  • magazines
  • a book – Word to the wise: there is no better book to read while lying in a hospital bed than Amy Poehler’s Yes Please. First off, holding that book in my hands as I lay horizontal reminded me to say “yes, please” to the nurses repeatedly; when in pain, it can be all-too-easy to forget simple manners and positive etiquette, but never is there a more crucial time than when so many people team up on your behalf. I felt like myself when I was polite with my recovery team and like an unfamiliar person when my pain overshadowed my ability to be so. It also does not hurt to read a book by one of the best comedians and empowering feminists while lying in a hospital bed after surviving a trauma.

It was perfect.

I am also grateful for my family of originWhile my family I choose was there for me pre-op, my aunt and mother (from different sides of a divorced family, which, for some reason, makes my heart swell even more at the anesthetized memory) were there wiping my forehead and handing me water. They were there each time I woke up during a day of confused recurrent sleep. My mom was on the first flight out of New York City and my aunt started driving to PDX from Seattle at five in the morning.

I am grateful for nurses. I am also grateful for my surgical team, but it is easier to be grateful for the faces I saw often, the faces who comforted me and told me that everything was healing on the right timeline, the faces who had unbounded patience in the face of my impatience.

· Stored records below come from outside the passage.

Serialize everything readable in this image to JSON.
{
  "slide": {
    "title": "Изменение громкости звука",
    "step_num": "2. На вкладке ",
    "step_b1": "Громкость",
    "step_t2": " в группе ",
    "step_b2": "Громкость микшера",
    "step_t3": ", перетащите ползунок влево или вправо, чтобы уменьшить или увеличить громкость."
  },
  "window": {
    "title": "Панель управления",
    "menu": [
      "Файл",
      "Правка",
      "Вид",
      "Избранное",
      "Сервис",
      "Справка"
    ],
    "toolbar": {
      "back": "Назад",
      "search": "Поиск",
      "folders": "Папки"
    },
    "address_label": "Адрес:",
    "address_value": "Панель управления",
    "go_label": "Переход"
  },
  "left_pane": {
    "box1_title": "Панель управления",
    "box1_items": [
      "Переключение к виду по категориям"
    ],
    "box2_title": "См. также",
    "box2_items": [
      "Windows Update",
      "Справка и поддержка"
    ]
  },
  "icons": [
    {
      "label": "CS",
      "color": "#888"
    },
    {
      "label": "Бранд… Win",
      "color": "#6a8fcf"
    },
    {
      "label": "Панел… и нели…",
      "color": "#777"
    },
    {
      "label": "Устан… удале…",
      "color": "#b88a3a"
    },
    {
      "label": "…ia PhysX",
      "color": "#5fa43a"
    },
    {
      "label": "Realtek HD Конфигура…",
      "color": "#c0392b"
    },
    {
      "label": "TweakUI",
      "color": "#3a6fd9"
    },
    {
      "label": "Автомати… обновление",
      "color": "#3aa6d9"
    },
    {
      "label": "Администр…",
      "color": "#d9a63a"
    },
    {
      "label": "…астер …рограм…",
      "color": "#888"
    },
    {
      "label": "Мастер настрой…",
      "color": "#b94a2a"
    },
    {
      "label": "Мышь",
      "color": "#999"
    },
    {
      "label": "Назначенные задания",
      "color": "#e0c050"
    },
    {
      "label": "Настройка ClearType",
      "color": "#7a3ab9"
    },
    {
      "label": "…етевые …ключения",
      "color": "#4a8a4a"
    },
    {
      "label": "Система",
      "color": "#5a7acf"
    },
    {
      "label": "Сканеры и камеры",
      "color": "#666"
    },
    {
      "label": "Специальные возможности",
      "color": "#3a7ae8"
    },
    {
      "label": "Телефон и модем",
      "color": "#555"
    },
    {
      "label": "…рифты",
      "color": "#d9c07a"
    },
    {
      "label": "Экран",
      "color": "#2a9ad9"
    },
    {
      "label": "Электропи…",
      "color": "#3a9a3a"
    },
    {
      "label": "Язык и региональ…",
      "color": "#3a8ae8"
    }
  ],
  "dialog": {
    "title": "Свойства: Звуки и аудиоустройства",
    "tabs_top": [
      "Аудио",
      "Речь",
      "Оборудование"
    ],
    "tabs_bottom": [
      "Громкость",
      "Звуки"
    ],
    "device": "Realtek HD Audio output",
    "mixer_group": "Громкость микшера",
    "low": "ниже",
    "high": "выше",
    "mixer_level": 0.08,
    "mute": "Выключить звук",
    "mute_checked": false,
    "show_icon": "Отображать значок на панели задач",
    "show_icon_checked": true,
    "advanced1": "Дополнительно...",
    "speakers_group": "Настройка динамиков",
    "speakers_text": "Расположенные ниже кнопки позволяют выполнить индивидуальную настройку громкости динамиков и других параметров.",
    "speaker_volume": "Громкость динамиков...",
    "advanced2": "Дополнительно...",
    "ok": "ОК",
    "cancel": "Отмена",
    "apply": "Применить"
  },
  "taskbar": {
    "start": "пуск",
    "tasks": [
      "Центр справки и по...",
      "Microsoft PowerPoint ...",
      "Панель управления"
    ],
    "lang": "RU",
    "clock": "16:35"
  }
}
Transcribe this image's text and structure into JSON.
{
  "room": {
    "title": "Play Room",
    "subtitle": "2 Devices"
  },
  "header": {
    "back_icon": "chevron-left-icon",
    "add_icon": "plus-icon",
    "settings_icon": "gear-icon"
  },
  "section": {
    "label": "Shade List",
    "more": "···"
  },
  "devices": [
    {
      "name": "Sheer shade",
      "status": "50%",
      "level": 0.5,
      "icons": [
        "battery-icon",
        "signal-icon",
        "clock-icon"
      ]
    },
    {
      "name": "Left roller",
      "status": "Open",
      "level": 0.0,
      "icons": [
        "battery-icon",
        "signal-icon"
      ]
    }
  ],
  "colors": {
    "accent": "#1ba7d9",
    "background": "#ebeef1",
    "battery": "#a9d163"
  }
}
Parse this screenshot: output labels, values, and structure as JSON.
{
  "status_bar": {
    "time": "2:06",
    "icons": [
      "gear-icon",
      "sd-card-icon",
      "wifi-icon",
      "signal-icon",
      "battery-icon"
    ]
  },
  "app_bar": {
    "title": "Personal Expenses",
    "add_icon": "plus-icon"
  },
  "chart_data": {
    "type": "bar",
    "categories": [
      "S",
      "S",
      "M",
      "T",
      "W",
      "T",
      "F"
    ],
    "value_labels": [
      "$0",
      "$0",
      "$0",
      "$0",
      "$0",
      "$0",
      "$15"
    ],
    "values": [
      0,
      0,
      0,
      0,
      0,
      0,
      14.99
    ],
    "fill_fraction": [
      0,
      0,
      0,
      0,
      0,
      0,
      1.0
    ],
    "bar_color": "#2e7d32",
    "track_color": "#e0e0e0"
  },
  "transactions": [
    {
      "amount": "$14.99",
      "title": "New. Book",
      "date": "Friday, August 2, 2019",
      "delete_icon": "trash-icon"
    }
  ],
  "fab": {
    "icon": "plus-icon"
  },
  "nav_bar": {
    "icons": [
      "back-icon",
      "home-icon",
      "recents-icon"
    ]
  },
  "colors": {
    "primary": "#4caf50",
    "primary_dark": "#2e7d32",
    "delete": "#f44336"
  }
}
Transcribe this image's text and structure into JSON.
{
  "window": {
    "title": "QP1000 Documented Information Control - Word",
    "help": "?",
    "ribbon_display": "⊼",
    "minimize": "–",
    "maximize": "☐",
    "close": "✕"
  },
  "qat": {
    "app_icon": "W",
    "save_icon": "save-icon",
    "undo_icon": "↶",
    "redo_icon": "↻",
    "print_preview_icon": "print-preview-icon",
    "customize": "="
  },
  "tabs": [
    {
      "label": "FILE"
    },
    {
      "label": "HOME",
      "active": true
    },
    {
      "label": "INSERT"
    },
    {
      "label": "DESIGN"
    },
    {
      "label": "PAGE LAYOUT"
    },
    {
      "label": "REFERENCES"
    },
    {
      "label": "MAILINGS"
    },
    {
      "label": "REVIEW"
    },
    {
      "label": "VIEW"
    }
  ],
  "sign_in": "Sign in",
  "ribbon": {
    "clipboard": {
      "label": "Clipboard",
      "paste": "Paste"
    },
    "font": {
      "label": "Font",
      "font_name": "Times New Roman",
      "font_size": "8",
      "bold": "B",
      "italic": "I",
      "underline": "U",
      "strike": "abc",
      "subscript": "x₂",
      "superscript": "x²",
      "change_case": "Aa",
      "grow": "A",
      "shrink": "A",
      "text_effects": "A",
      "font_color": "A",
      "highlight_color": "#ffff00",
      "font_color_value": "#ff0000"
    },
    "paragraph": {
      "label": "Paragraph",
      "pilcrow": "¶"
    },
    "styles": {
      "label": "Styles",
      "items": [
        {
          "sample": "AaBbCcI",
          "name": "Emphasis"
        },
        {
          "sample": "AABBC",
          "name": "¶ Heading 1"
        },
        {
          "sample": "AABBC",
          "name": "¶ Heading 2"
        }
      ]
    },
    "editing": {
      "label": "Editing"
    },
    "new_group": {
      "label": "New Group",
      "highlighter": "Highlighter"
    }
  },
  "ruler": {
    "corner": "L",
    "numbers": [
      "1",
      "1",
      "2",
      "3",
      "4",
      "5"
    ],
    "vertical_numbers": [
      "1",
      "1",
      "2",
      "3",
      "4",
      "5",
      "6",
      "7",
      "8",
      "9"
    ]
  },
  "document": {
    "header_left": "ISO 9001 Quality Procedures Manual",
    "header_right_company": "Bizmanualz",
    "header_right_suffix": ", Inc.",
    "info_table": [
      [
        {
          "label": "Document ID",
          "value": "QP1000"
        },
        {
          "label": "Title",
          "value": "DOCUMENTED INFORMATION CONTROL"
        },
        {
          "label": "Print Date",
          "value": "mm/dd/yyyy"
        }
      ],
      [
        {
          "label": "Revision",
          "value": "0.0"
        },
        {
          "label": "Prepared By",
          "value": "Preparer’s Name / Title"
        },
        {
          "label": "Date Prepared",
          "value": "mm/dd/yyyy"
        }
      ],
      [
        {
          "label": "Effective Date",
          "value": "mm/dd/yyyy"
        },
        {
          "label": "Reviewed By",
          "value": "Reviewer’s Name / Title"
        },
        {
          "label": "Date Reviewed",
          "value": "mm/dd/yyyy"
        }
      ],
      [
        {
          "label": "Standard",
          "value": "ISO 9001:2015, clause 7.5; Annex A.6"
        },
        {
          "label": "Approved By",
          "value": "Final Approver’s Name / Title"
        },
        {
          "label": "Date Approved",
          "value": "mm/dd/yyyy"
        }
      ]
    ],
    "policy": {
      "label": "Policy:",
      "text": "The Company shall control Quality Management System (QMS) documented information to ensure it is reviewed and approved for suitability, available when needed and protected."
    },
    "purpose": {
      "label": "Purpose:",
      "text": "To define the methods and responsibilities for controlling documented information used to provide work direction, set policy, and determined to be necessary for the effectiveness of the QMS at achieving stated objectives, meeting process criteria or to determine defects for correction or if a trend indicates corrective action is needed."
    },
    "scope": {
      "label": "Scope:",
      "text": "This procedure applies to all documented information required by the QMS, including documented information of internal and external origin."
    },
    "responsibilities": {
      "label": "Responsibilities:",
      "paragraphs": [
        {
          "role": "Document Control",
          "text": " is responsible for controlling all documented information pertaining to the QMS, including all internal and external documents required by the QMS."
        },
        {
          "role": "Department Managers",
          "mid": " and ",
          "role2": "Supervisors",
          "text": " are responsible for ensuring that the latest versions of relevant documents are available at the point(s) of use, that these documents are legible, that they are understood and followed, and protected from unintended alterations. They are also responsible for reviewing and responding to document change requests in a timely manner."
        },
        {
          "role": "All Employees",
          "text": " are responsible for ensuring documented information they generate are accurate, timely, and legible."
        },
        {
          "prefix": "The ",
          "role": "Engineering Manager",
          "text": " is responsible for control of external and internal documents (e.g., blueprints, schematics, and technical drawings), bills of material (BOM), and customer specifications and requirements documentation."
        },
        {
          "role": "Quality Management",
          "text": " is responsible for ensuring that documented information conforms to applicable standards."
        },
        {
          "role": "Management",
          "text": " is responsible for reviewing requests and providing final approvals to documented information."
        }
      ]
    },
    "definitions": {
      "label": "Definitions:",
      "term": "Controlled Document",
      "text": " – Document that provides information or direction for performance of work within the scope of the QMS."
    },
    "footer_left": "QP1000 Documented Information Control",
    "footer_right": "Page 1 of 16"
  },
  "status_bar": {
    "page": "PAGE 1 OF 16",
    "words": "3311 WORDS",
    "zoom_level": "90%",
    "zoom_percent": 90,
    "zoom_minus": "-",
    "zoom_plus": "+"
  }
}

I am grateful for my job and life in Portland, for all the people I’ve met these short few months. Outside of my families of choice and origin, my supervisors were the first to visit me after surgery (literally the night after I was operated on). The amount of care and thoughtfulness and appreciation that my AmeriCorps service has offered me is truly amazing. I am beginning to think that they – my supervisors, my fellow AmeriCorps members, the parents and students I work with at the elementary school – are part of my families of choice as well.

I am grateful my broken leg and for my helmet. Thank you for breaking my fall. Thank you for saving my life. Thank you for giving me the chance to heal fully. Thank you for protecting my back and neck. Thank you thank you thank you.

When it comes down to it, I know that injuries are great teachers. I know that I am lucky. Years ago, before yoga, before embracing a lifestyle rich with spirituality, I would have reacted by getting caught up in my own victimization. Instead, as the I woke up from the anesthesia and loved ones came in one by one, I cried out of gratitude for my life. I am sure that this recovery process will be long and challenging. So I wanted to write this post as a reminder when I am still in the thick of the drama of it. A reminder to myself and to all those who have helped and are helping, thank you.